**Data provided:**
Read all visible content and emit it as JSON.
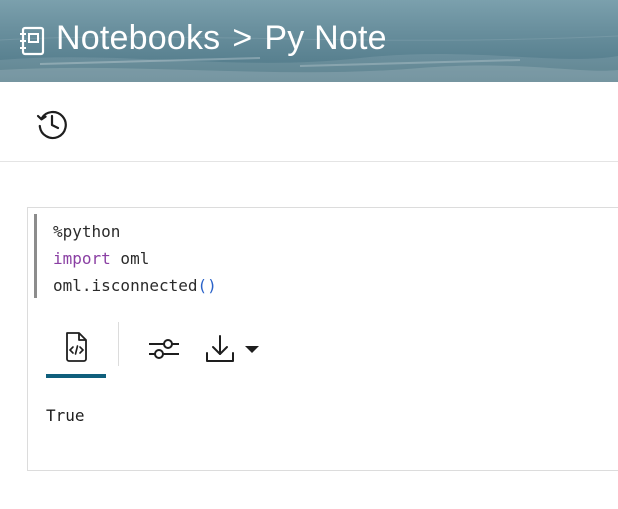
{
  "header": {
    "notebooks_label": "Notebooks",
    "separator": ">",
    "notebook_name": "Py Note"
  },
  "toolbar": {
    "history_icon": "history-clock-icon"
  },
  "paragraph": {
    "code_lines": {
      "line1": "%python",
      "line2_keyword": "import",
      "line2_rest": " oml",
      "line3_call": "oml.isconnected",
      "line3_parens": "()"
    },
    "result_tabs": {
      "active": "code-output",
      "icons": [
        "file-code-icon",
        "sliders-icon",
        "download-icon",
        "caret-down-icon"
      ]
    },
    "output": "True"
  },
  "colors": {
    "header": "#5f8796",
    "keyword": "#8a3fa3",
    "paren": "#2b63c9",
    "active_tab_underline": "#0f5f7c"
  }
}
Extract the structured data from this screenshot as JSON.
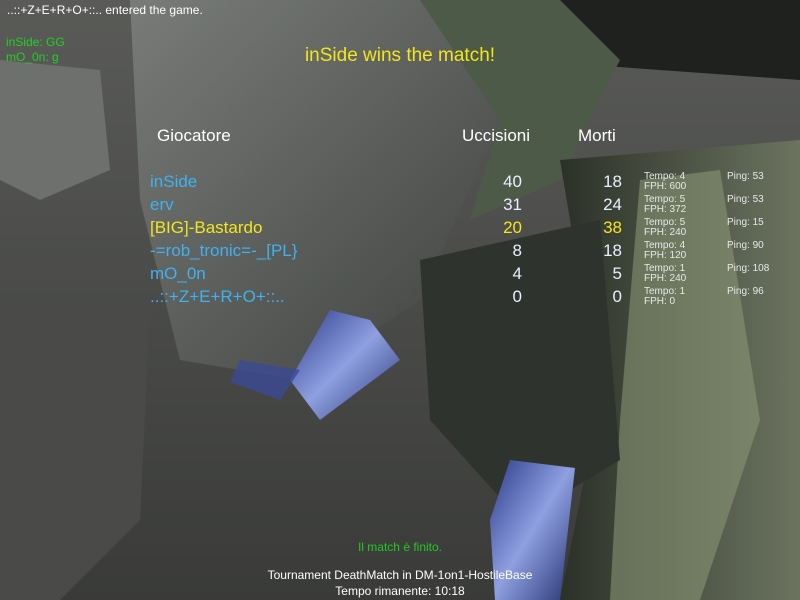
{
  "console": {
    "message": "..::+Z+E+R+O+::.. entered the game."
  },
  "chat": [
    {
      "text": "inSide: GG"
    },
    {
      "text": "mO_0n: g"
    }
  ],
  "banner": {
    "text": "inSide wins the match!"
  },
  "scoreboard": {
    "headers": {
      "player": "Giocatore",
      "kills": "Uccisioni",
      "deaths": "Morti"
    },
    "rows": [
      {
        "name": "inSide",
        "kills": "40",
        "deaths": "18",
        "tempo": "Tempo: 4",
        "fph": "FPH: 600",
        "ping": "Ping: 53"
      },
      {
        "name": "erv",
        "kills": "31",
        "deaths": "24",
        "tempo": "Tempo: 5",
        "fph": "FPH: 372",
        "ping": "Ping: 53"
      },
      {
        "name": "[BIG]-Bastardo",
        "kills": "20",
        "deaths": "38",
        "tempo": "Tempo: 5",
        "fph": "FPH: 240",
        "ping": "Ping: 15"
      },
      {
        "name": "-=rob_tronic=-_[PL}",
        "kills": "8",
        "deaths": "18",
        "tempo": "Tempo: 4",
        "fph": "FPH: 120",
        "ping": "Ping: 90"
      },
      {
        "name": "mO_0n",
        "kills": "4",
        "deaths": "5",
        "tempo": "Tempo: 1",
        "fph": "FPH: 240",
        "ping": "Ping: 108"
      },
      {
        "name": "..::+Z+E+R+O+::..",
        "kills": "0",
        "deaths": "0",
        "tempo": "Tempo: 1",
        "fph": "FPH: 0",
        "ping": "Ping: 96"
      }
    ]
  },
  "footer": {
    "ended": "Il match è finito.",
    "gameinfo": "Tournament DeathMatch in DM-1on1-HostileBase",
    "timeleft": "Tempo rimanente:  10:18"
  },
  "colors": {
    "console_text": "#ffffff",
    "chat_text": "#22d022",
    "banner_text": "#f2e61c",
    "player_blue": "#3fb2f0",
    "self_highlight": "#f2e61c",
    "score_white": "#e8f0ff",
    "ended_text": "#22c822"
  },
  "highlight_row_index": 2
}
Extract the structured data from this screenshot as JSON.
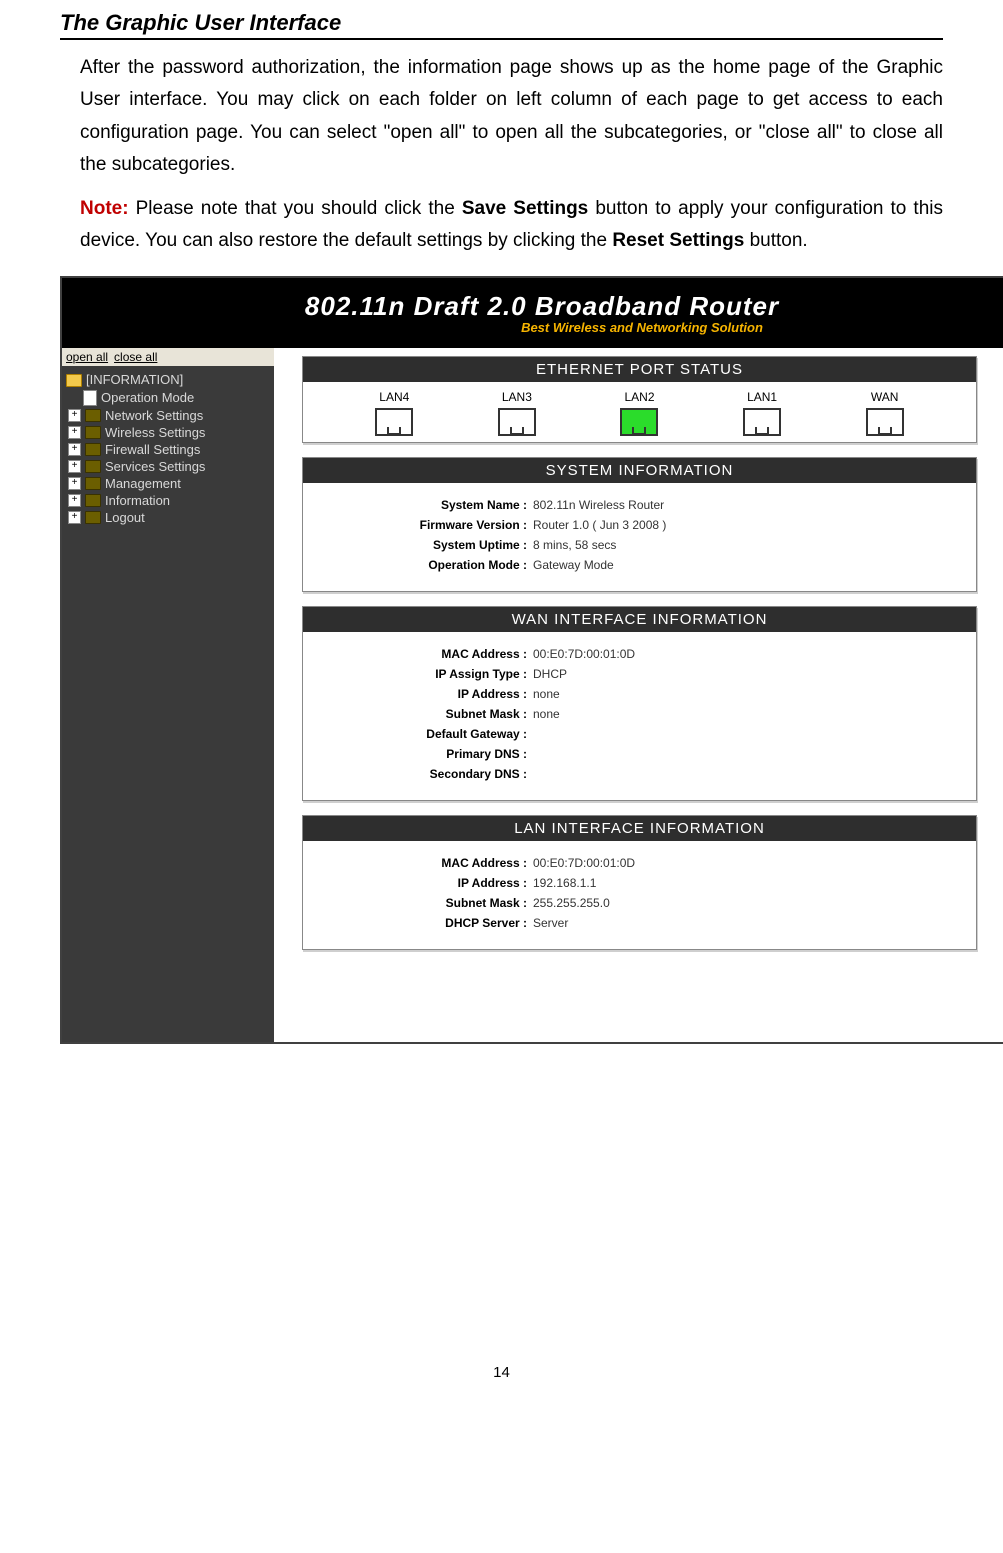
{
  "doc": {
    "section_title": "The Graphic User Interface",
    "para1": "After the password authorization, the information page shows up as the home page of the Graphic User interface. You may click on each folder on left column of each page to get access to each configuration page. You can select \"open all\" to open all the subcategories, or \"close all\" to close all the subcategories.",
    "note_label": "Note:",
    "para2_a": " Please note that you should click the ",
    "save_btn": "Save Settings",
    "para2_b": " button to apply your configuration to this device. You can also restore the default settings by clicking the ",
    "reset_btn": "Reset Settings",
    "para2_c": " button.",
    "page_number": "14"
  },
  "router": {
    "title": "802.11n Draft 2.0  Broadband Router",
    "subtitle": "Best Wireless and Networking Solution",
    "open_all": "open all",
    "close_all": "close all",
    "tree_header": "[INFORMATION]",
    "tree": [
      {
        "label": "Operation Mode",
        "expandable": false,
        "doc": true
      },
      {
        "label": "Network Settings",
        "expandable": true
      },
      {
        "label": "Wireless Settings",
        "expandable": true
      },
      {
        "label": "Firewall Settings",
        "expandable": true
      },
      {
        "label": "Services Settings",
        "expandable": true
      },
      {
        "label": "Management",
        "expandable": true
      },
      {
        "label": "Information",
        "expandable": true
      },
      {
        "label": "Logout",
        "expandable": true
      }
    ],
    "panels": {
      "port_status": {
        "title": "ETHERNET PORT STATUS",
        "ports": [
          {
            "name": "LAN4",
            "active": false
          },
          {
            "name": "LAN3",
            "active": false
          },
          {
            "name": "LAN2",
            "active": true
          },
          {
            "name": "LAN1",
            "active": false
          },
          {
            "name": "WAN",
            "active": false
          }
        ]
      },
      "system": {
        "title": "SYSTEM INFORMATION",
        "rows": [
          {
            "k": "System Name :",
            "v": "802.11n Wireless Router"
          },
          {
            "k": "Firmware Version :",
            "v": "Router 1.0 ( Jun 3 2008 )"
          },
          {
            "k": "System Uptime :",
            "v": "8 mins, 58 secs"
          },
          {
            "k": "Operation Mode :",
            "v": "Gateway Mode"
          }
        ]
      },
      "wan": {
        "title": "WAN INTERFACE INFORMATION",
        "rows": [
          {
            "k": "MAC Address :",
            "v": "00:E0:7D:00:01:0D"
          },
          {
            "k": "IP Assign Type :",
            "v": "DHCP"
          },
          {
            "k": "IP Address :",
            "v": "none"
          },
          {
            "k": "Subnet Mask :",
            "v": "none"
          },
          {
            "k": "Default Gateway :",
            "v": ""
          },
          {
            "k": "Primary DNS :",
            "v": ""
          },
          {
            "k": "Secondary DNS :",
            "v": ""
          }
        ]
      },
      "lan": {
        "title": "LAN INTERFACE INFORMATION",
        "rows": [
          {
            "k": "MAC Address :",
            "v": "00:E0:7D:00:01:0D"
          },
          {
            "k": "IP Address :",
            "v": "192.168.1.1"
          },
          {
            "k": "Subnet Mask :",
            "v": "255.255.255.0"
          },
          {
            "k": "DHCP Server :",
            "v": "Server"
          }
        ]
      }
    }
  }
}
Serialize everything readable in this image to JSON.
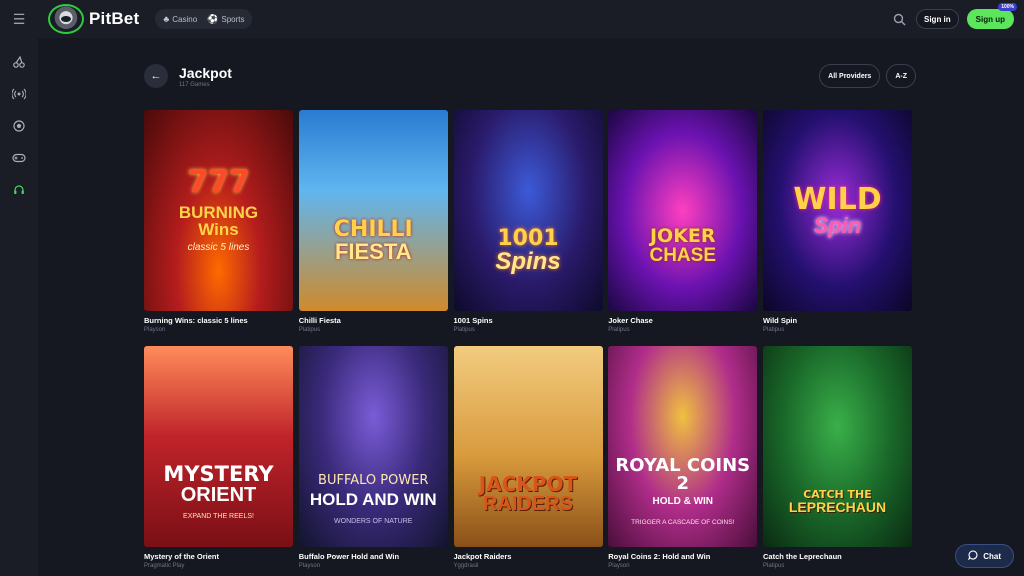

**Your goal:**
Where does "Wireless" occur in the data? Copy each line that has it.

**Solution below:**
    "subtitle": "Best Wireless and Networking Solution",
        "label": "Wireless Settings",
            "v": "802.11n Wireless Router"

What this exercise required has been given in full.